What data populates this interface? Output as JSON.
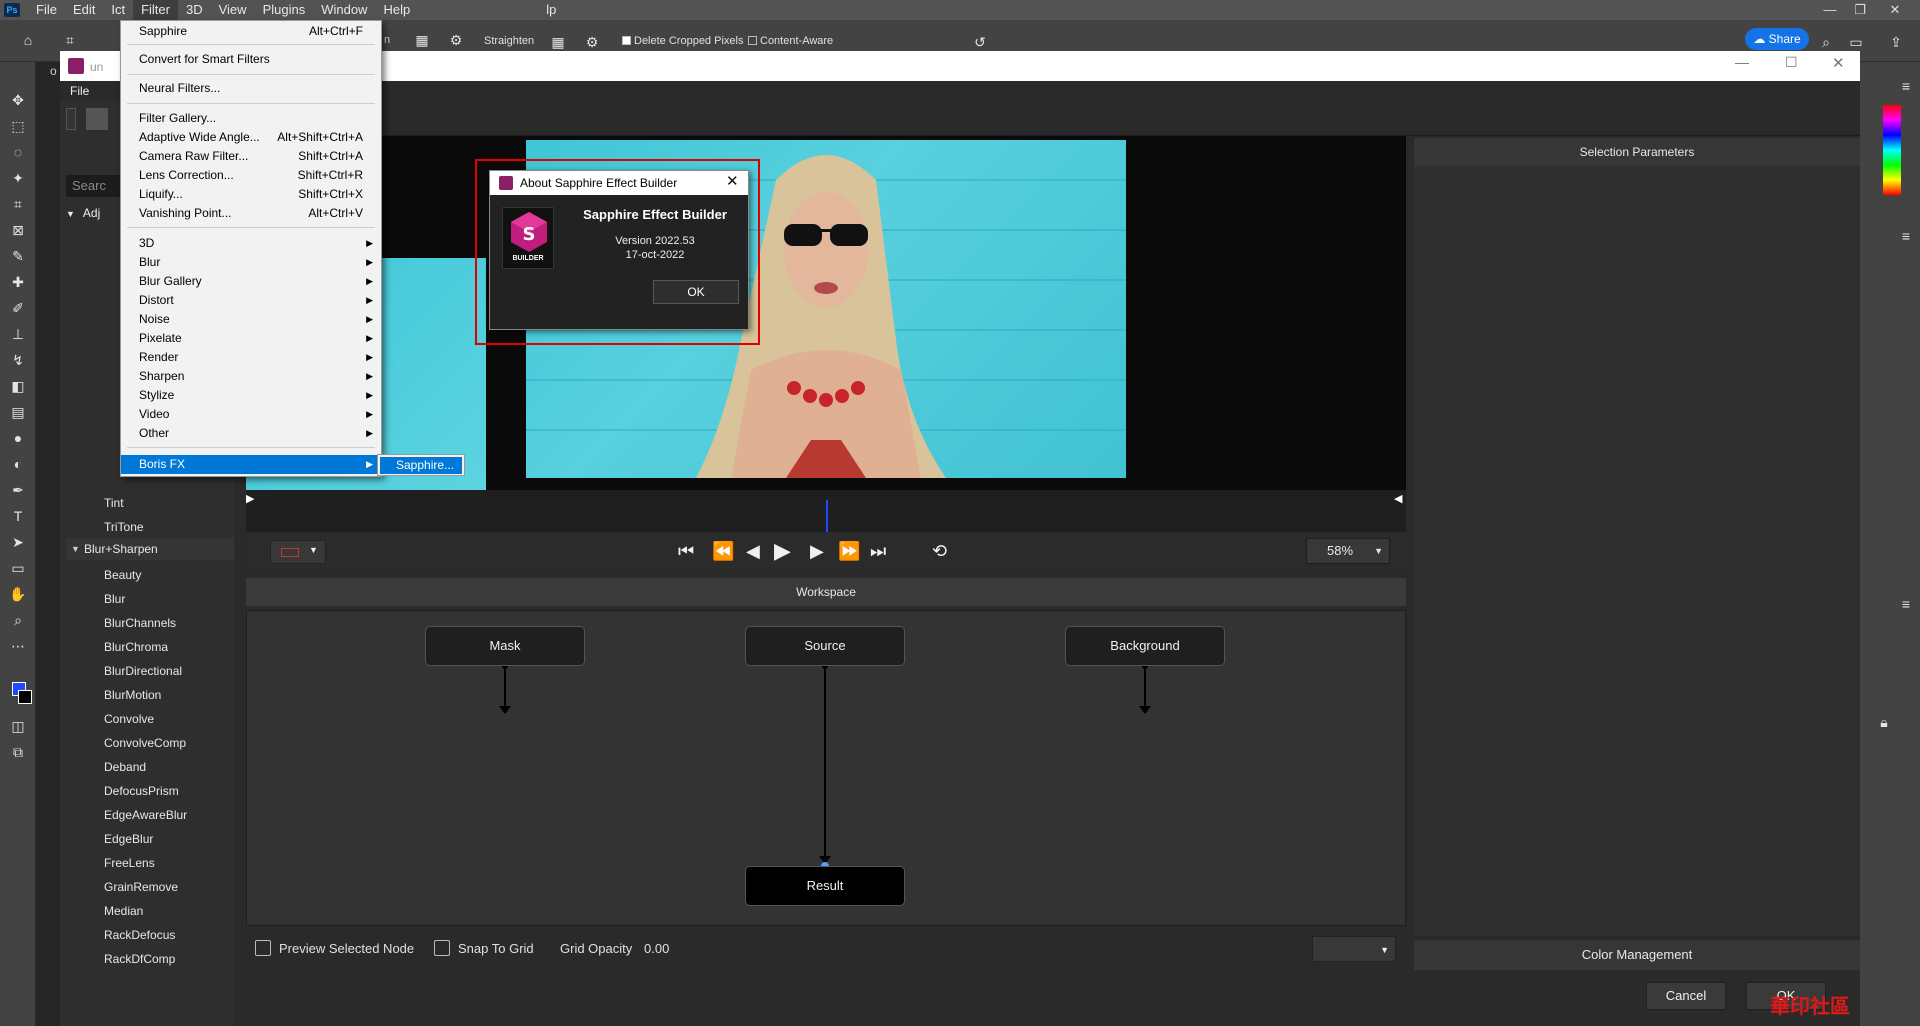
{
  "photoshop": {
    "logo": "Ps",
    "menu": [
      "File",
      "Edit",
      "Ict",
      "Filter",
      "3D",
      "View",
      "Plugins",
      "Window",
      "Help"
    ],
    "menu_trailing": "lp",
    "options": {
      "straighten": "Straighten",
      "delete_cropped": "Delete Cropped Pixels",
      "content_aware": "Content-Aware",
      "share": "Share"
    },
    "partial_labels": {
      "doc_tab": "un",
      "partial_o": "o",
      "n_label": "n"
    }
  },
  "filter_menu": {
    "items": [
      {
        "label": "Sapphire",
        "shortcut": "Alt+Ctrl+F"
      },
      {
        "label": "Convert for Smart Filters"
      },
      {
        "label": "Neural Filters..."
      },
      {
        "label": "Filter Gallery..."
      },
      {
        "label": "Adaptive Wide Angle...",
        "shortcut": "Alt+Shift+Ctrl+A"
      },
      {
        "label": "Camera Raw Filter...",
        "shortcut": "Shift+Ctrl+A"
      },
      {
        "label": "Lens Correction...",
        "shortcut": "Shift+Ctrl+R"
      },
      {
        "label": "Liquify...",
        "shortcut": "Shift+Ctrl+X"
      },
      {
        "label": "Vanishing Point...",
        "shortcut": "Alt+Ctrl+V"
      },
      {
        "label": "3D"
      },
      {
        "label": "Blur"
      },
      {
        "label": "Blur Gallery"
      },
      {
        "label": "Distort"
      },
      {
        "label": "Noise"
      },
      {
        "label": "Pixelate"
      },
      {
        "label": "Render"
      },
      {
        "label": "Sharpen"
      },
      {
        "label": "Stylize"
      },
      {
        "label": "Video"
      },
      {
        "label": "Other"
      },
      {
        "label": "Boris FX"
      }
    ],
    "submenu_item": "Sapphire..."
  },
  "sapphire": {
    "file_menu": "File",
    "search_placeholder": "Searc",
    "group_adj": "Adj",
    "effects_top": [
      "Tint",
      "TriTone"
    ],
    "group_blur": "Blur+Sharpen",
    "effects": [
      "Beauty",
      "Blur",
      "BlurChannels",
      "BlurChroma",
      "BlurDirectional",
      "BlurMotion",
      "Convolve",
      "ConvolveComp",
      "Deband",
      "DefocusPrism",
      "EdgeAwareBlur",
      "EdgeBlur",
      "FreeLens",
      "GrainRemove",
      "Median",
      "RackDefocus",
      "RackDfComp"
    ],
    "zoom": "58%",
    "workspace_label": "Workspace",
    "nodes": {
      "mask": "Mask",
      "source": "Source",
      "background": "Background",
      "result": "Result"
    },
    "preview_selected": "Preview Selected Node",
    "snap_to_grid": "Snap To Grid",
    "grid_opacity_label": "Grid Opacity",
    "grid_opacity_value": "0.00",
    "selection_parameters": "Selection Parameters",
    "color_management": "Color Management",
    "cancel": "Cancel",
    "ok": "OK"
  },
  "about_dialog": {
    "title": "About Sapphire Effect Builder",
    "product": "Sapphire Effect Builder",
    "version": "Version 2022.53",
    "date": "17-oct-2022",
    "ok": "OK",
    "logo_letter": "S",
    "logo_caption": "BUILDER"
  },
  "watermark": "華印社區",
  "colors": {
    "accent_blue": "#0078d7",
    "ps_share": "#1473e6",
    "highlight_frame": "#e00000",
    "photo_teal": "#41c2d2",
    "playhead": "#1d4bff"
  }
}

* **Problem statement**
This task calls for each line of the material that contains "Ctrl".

* **Output for this exercise**
        "shortcut": "Alt+Ctrl+F"
        "shortcut": "Alt+Shift+Ctrl+A"
        "shortcut": "Shift+Ctrl+A"
        "shortcut": "Shift+Ctrl+R"
        "shortcut": "Shift+Ctrl+X"
        "shortcut": "Alt+Ctrl+V"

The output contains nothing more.